And that was enough to put him off. He knew his new venture would only work if he manned the balloon himself. So, within a year, Peter secured his very own commercial pilot licence; all while avoiding the label of ‘macho nutcase’. As a seasoned mountaineer at the time, that first solo flight on board a giant balloon was “pretty tame” compared to an afternoon of ice climbing. “But being in control of an aircraft — or just being in control, full stop — was naturally exciting,” he said.
As with all pilots, he now has plenty of stories to tell — “experiences of the weird and wonderful”.
Curious by his admission, I, of course, had to delve deeper. Forget the wonderful, I wanted to hear all about the weird. But I was quickly warned: “You don’t want to know.”
That piqued my curiosity even more. So I prodded. “It happened in Germany and I don’t think it’s something you’d want to put in print! Suffice it to say, it was a young couple. I think you can imagine the rest.” And imagine I did.
As for the hairiest moments, he was a little more willing. It was the story of a flying stint in Italy when the air decided to go awol, mid-flight, that sprung to mind. “I was flying in Italy and I completely ran out of wind.” While hovering over forests and olive groves, panic soon began to set in; he was low on fuel.
“I had to choose the lesser of the two evils and decided to land between rows of olive trees.” All well and good, in theory, he said. But with a balloon measuring 35-metres in circumference, that required a lot of room for landing; room he just did not have.
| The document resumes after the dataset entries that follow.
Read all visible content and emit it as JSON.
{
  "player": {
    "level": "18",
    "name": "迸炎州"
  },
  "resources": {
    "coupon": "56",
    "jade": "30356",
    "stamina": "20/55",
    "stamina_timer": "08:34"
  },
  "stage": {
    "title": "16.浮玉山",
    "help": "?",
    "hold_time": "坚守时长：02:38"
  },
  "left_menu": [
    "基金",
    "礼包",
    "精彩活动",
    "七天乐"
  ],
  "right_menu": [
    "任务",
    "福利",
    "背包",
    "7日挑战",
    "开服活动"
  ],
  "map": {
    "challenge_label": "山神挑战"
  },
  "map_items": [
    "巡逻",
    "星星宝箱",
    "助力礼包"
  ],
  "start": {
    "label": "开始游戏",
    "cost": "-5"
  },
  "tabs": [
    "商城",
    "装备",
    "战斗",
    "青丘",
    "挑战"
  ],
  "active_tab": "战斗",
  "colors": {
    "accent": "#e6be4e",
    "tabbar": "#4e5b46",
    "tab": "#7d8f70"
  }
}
“Luckily, as I slowly drifted above the forest towards the olive trees, I spotted a camp of refugees at the edge of the forest. They were all watching the balloon probably thinking ‘what the heck is this guy going to do?’” Shouting down from the basket, Peter ordered each one of them to get on top of an olive tree. And they each shot up one like a rocket, without a second of hesitation. “Now I had a row of Nigerian guys each balancing atop an olive tree, one left, one right.” As the balloon deflated down, they were able to push it into the empty row, saving both him and the balloon in the process. “I offered to pay them for their help, but they wouldn’t accept,” he said. “They told me: ‘come back any time’, but I didn’t have the heart to tell them, ‘I don’t think so’.” Like I said, Peter is every bit as unique as the balloon he flies. So if you do find yourself at a loose end one weekend, I urge you, take a flight with this man; you won’t be left disappointed.
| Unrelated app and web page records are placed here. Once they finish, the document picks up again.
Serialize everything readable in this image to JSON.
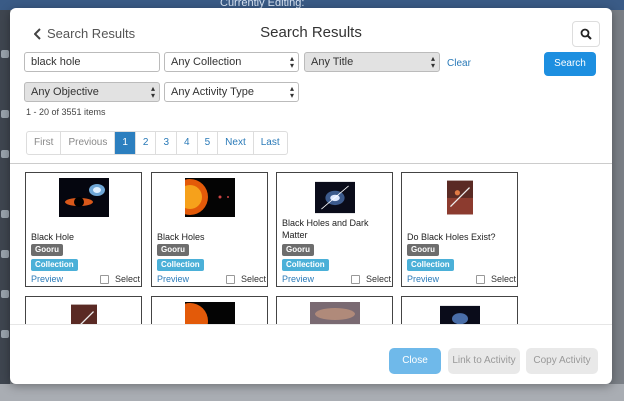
{
  "background": {
    "editing_label": "Currently Editing:"
  },
  "header": {
    "back_label": "Search Results",
    "title": "Search Results",
    "search_icon": "search-icon"
  },
  "filters": {
    "query": "black hole",
    "collection": "Any Collection",
    "title_filter": "Any Title",
    "objective": "Any Objective",
    "activity_type": "Any Activity Type",
    "clear_label": "Clear",
    "search_label": "Search"
  },
  "results": {
    "count_text": "1 - 20 of 3551 items"
  },
  "pagination": {
    "first": "First",
    "previous": "Previous",
    "pages": [
      "1",
      "2",
      "3",
      "4",
      "5"
    ],
    "active_page": "1",
    "next": "Next",
    "last": "Last"
  },
  "cards": [
    {
      "title": "Black Hole",
      "source": "Gooru",
      "type": "Collection",
      "preview": "Preview",
      "select": "Select"
    },
    {
      "title": "Black Holes",
      "source": "Gooru",
      "type": "Collection",
      "preview": "Preview",
      "select": "Select"
    },
    {
      "title": "Black Holes and Dark Matter",
      "source": "Gooru",
      "type": "Collection",
      "preview": "Preview",
      "select": "Select"
    },
    {
      "title": "Do Black Holes Exist?",
      "source": "Gooru",
      "type": "Collection",
      "preview": "Preview",
      "select": "Select"
    }
  ],
  "footer": {
    "close": "Close",
    "link": "Link to Activity",
    "copy": "Copy Activity"
  },
  "colors": {
    "primary": "#1d8fe0",
    "active_page": "#2c7fbf",
    "badge_gooru": "#6d6d6d",
    "badge_collection": "#4bb0d8"
  }
}
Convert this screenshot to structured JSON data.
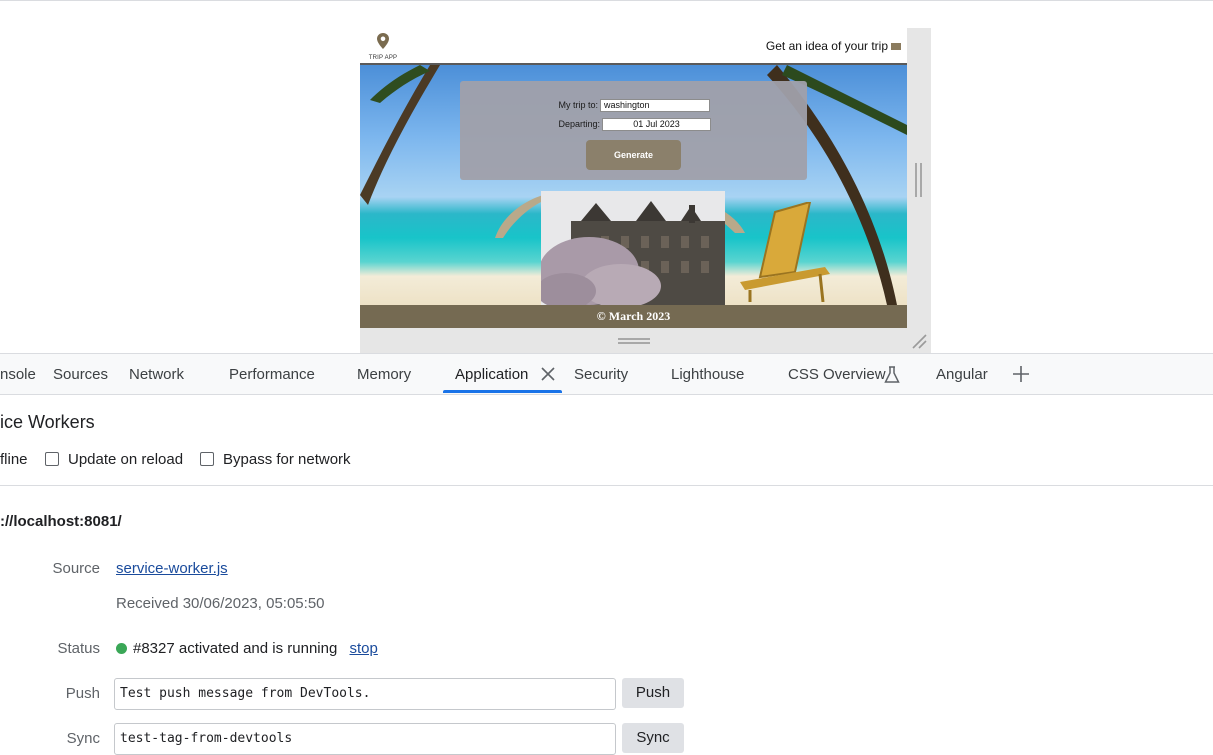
{
  "device": {
    "logo_text": "TRIP APP",
    "header_link": "Get an idea of your trip",
    "form": {
      "destination_label": "My trip to:",
      "destination_value": "washington",
      "departing_label": "Departing:",
      "departing_value": "01 Jul 2023",
      "generate_label": "Generate"
    },
    "footer": "© March 2023"
  },
  "devtools": {
    "tabs": [
      "nsole",
      "Sources",
      "Network",
      "Performance",
      "Memory",
      "Application",
      "Security",
      "Lighthouse",
      "CSS Overview",
      "Angular"
    ],
    "active_tab": "Application",
    "accent_color": "#1a73e8"
  },
  "service_workers": {
    "title": "ice Workers",
    "offline_label": "fline",
    "update_on_reload_label": "Update on reload",
    "bypass_label": "Bypass for network",
    "origin": "://localhost:8081/",
    "source_label": "Source",
    "source_file": "service-worker.js",
    "received": "Received 30/06/2023, 05:05:50",
    "status_label": "Status",
    "status_text": "#8327 activated and is running",
    "status_color": "#3aa757",
    "stop_label": "stop",
    "push_label": "Push",
    "push_value": "Test push message from DevTools.",
    "push_button": "Push",
    "sync_label": "Sync",
    "sync_value": "test-tag-from-devtools",
    "sync_button": "Sync"
  }
}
CAPTAIN QUICK: Peter Kollar preparing the balloon just before dawn to fly with the help of his crew. —